# Exercise directions
Across all the entries, how many lines hold "Bağlantı"? Answer with that number and nothing else.

****************************************

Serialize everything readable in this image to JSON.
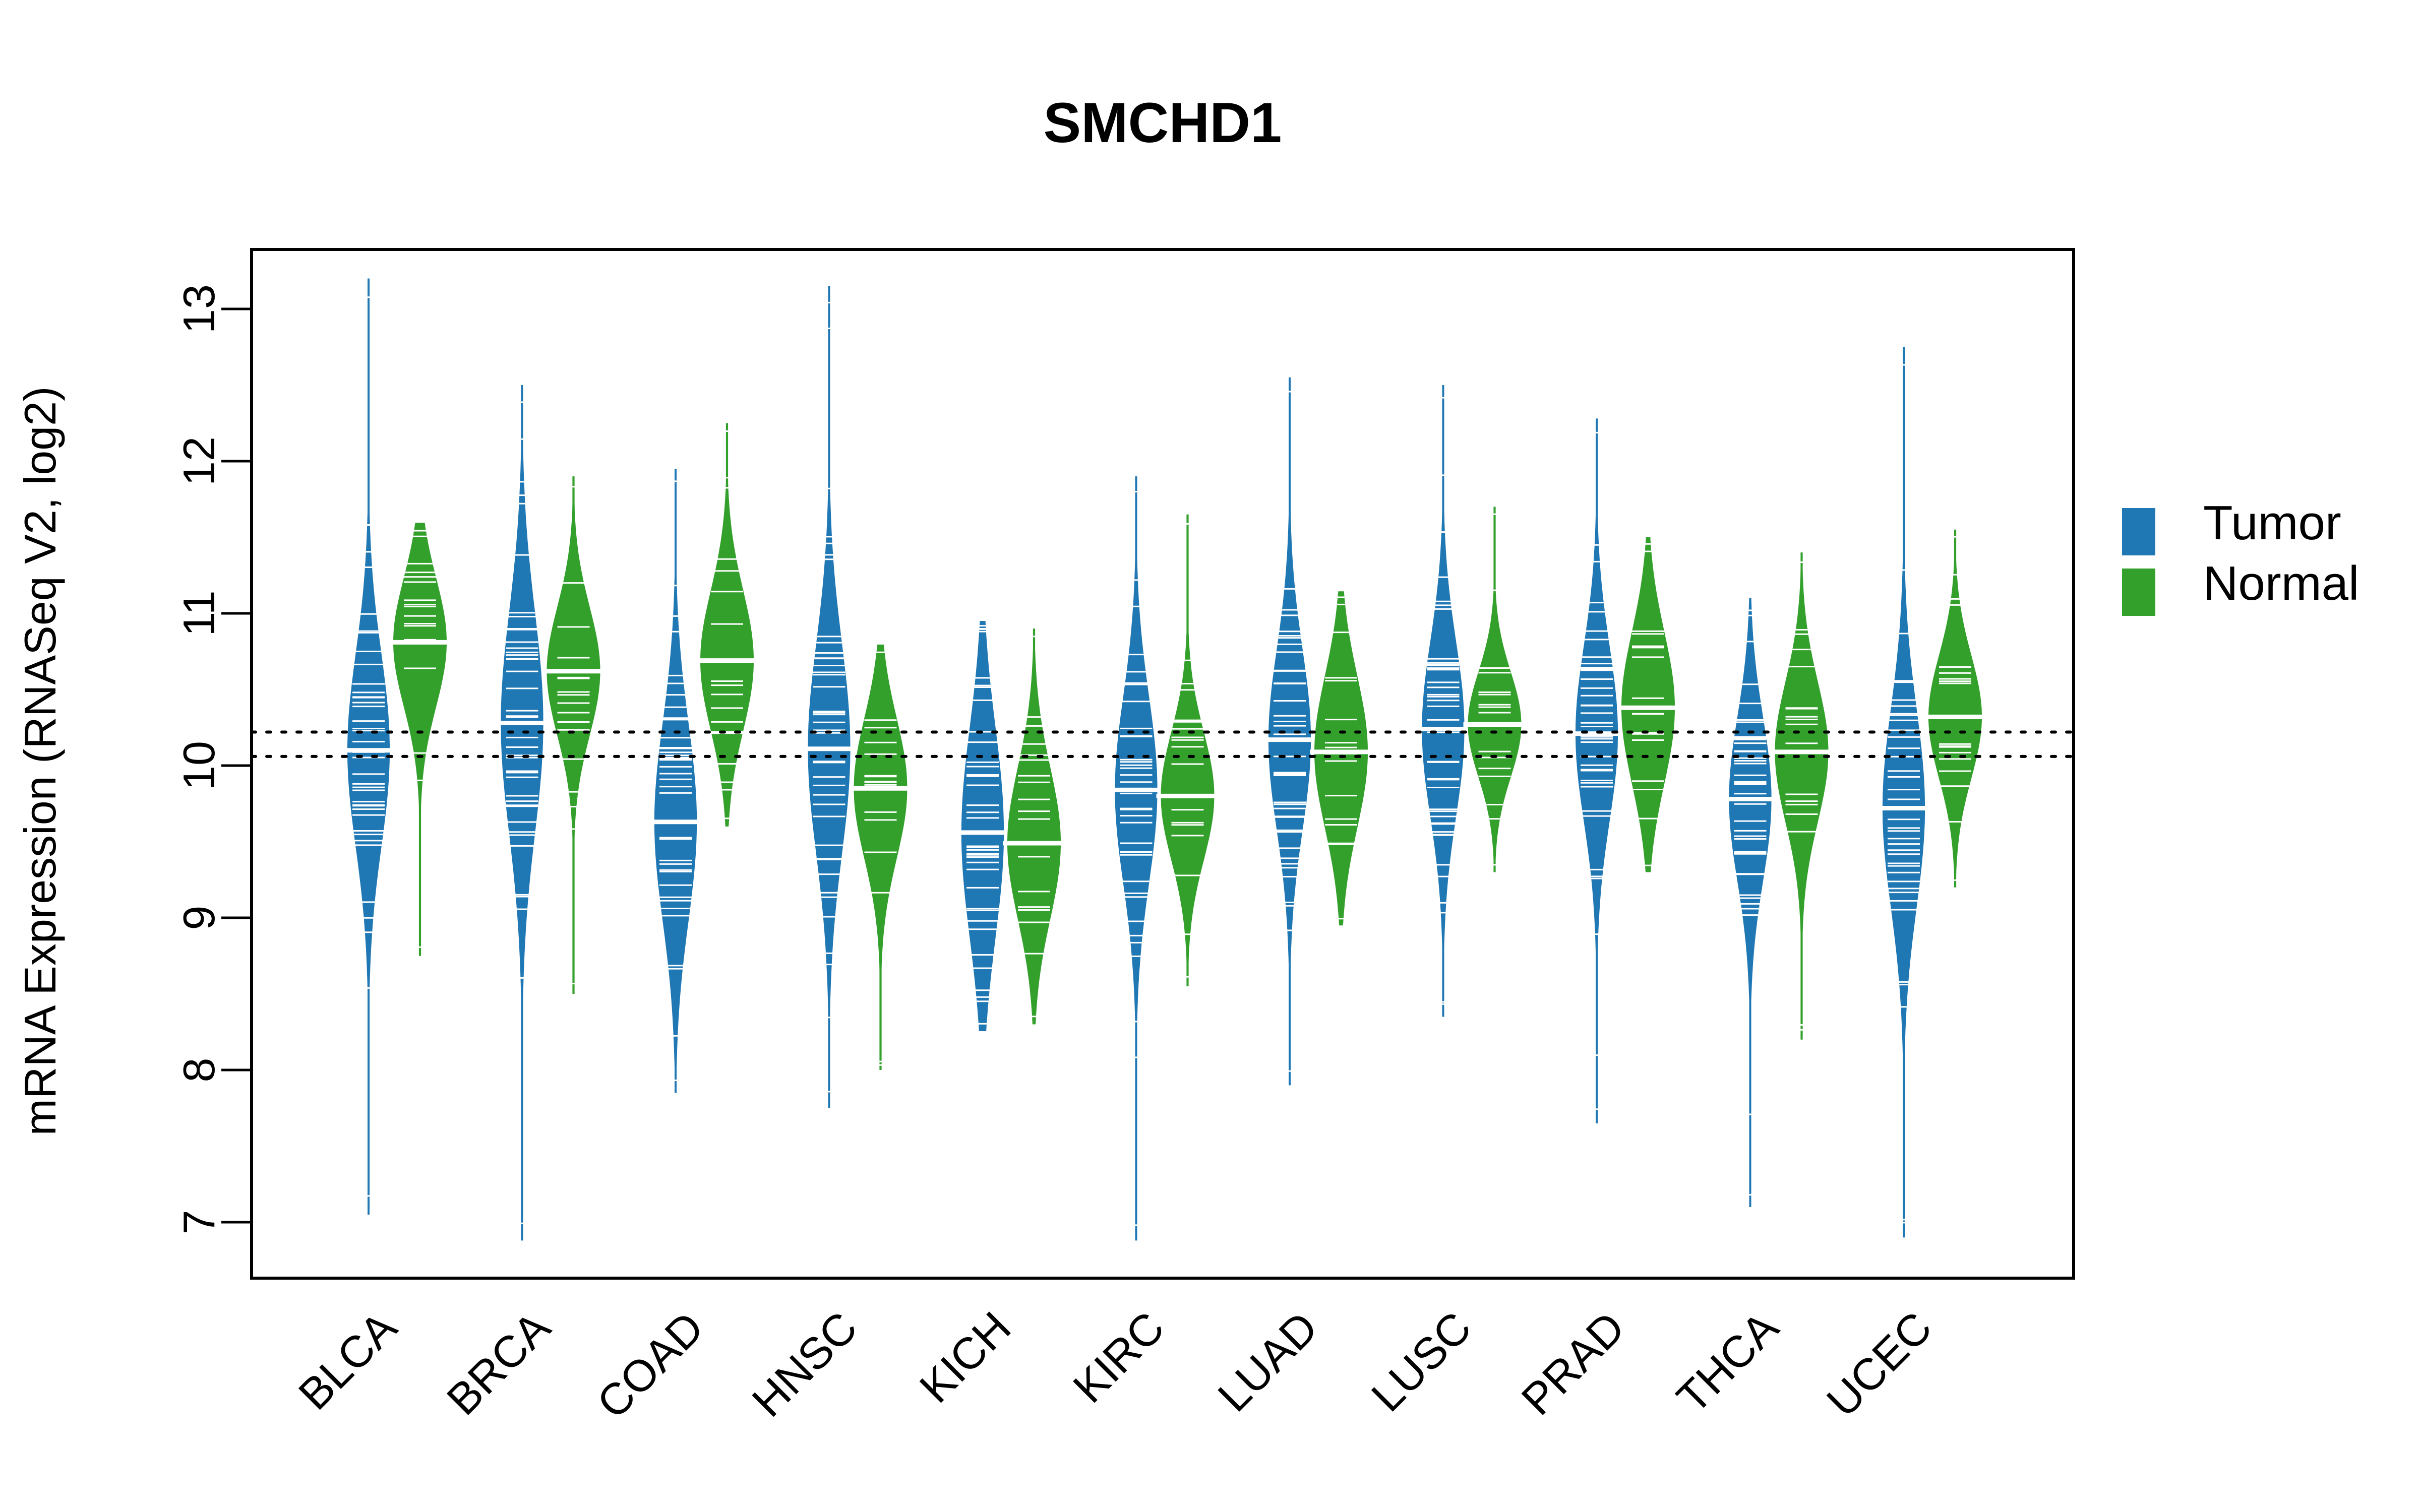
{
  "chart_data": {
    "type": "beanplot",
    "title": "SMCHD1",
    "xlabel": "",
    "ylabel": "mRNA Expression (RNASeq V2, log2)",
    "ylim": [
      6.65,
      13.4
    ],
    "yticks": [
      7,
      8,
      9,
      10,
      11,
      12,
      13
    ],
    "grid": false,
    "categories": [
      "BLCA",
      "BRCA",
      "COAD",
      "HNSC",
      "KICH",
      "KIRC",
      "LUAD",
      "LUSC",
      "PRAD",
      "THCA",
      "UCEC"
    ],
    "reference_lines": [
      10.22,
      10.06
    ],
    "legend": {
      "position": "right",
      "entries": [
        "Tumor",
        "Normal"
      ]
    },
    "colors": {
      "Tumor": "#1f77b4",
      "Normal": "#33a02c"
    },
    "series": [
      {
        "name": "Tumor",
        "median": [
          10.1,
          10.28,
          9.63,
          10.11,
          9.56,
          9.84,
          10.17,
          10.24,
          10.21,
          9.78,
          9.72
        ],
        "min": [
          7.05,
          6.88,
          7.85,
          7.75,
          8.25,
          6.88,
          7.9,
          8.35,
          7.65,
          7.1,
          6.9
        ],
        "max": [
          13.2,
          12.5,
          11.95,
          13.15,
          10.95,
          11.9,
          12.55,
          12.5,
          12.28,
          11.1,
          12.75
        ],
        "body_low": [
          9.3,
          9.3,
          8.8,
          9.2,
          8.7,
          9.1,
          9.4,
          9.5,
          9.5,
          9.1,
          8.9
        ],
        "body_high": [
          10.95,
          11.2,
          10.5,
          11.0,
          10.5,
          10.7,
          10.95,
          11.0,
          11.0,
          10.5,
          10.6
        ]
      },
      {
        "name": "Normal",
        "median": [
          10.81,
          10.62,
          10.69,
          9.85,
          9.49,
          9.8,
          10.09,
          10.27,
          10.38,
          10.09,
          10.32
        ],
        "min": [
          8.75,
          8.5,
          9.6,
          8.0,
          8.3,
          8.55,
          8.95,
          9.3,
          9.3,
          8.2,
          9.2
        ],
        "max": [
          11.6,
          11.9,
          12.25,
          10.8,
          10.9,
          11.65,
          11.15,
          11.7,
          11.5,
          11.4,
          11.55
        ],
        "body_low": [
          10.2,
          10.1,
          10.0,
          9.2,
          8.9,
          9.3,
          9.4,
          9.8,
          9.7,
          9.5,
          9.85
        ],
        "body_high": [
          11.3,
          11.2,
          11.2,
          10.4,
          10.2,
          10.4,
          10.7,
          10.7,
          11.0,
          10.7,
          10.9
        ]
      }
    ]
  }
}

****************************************

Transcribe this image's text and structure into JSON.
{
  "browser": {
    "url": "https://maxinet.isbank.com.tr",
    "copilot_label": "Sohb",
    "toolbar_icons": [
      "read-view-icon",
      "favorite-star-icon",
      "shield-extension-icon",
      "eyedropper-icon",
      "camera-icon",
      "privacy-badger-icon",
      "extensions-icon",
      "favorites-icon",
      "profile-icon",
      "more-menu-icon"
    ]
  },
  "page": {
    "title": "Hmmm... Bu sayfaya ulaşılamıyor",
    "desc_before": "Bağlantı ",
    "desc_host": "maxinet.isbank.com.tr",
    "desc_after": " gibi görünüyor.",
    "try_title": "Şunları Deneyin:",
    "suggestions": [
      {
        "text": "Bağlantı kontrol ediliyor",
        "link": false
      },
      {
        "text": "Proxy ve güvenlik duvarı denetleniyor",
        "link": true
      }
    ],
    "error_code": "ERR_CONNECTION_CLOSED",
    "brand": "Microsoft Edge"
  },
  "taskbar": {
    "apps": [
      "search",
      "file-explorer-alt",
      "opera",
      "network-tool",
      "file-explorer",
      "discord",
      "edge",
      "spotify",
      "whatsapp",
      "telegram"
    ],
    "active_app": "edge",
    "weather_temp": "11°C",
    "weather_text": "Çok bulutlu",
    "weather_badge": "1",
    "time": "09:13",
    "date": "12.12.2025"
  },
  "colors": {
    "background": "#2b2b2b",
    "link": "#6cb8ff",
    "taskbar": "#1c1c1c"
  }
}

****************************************

# Result for this task
2